We present a study on the liquid/solid interface, which can be electrostatically doped to a high carrier density (n~1014 cm-2) by electric-double-layer gating. Using micro-cleavage technique on the layered materials: ZrNCl and graphene, atomically flat channel surfaces can be easily prepared. Intrinsic high carrier density transport regime is accessed at the channel interface of electric double-layer field effect transistor, where novel transport properties are unveiled as the field-induced superconductivity on the ZrNCl with high transition temperature at 15 K, and accessing a high carrier density up to 2×1014 cm-2 in graphene and its multi-layers.
This article presents the work carried out to define quality criteria of a new scrap
source for the steel industry: steel wires generated by grinding end-of-life tires. The
definition of this promising new secondary raw material source is perfectly in agreement
with the European Directives 75/442/CEE and 2000/53/EC, dealing with waste and recycling
of end-of-life vehicles, thus answering the environmental needs of our society.
tires generates an interesting secondary raw material (rubber granulates) but also two
wastes, steel wires and textile fibers. We estimate that steel wires represent in Europe
180 kt of steel every year which is not, or badly, valorized. This study showed that the
recycling of these steel wires in steel mills was possible and viable, one necessary
condition being the determination of the non-metallic content remaining on the wires and
keeping it lower than 4%.

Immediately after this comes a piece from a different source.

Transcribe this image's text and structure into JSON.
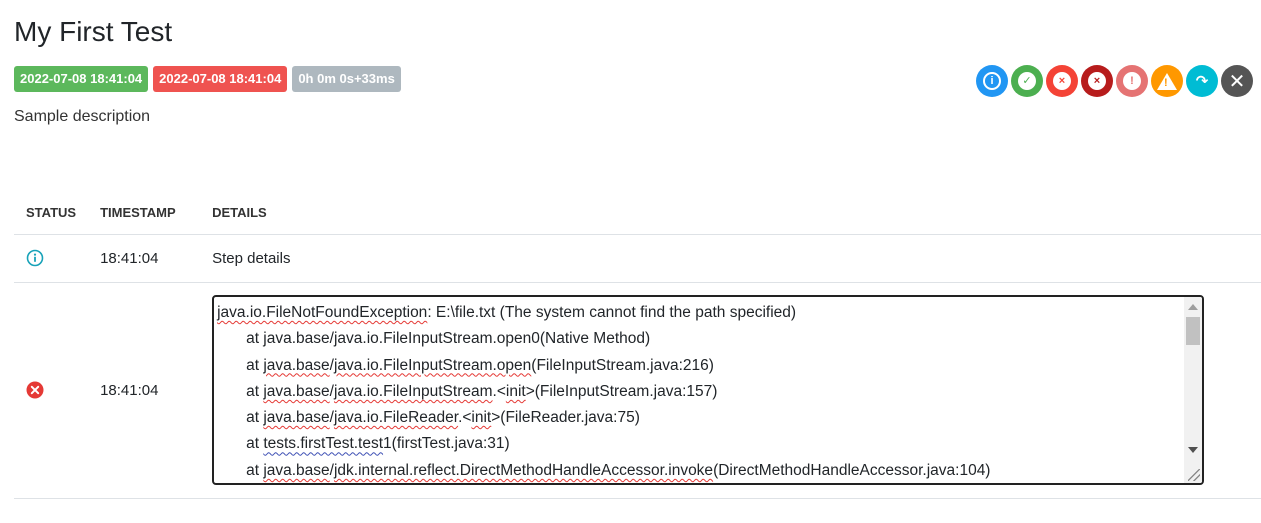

This work presents the design, manufacturing, and testing of three 5-bit K-band Micro-Electro-Mechanical-Systems (MEMS) phase shifters based on similar architectures (combination of switched line and loaded line) but employing different MEMS switch typologies (cantilevers and air bridges) and RF junctions (SP2T and SP4T). All devices have been monolithically manufactured on 200 µm thick high resistivity silicon substrate (4″) by using the Fondazione Bruno Kessler (FBK) RF MEMS process. The performance of the different devices has been compared in order to identify the best configuration to be implemented in electronically steerable phased array antennas for satellite COTM (communication on the move) terminals. Excellent performances were measured for the dielectric-free pad RF MEMS switches as well as the single bits constituting the phase shifter. The three 5-bit devices show return losses better than 15 dB for all states, with average insertion loss of 3.5 dB for the clamped–clamped, SP2T-based design, 2.2 dB for the cantilever, SP2T-based device and 2.1 dB for the cantilever, SP4 T-based design. A low-cost Surface Mountable Technology (SMT) one-level package has been developed as well to allow the phase shifter integration into phased array antennas by using automatic surface mounting techniques. The design and simulation of the SMT package are also presented together with its measured RF performance.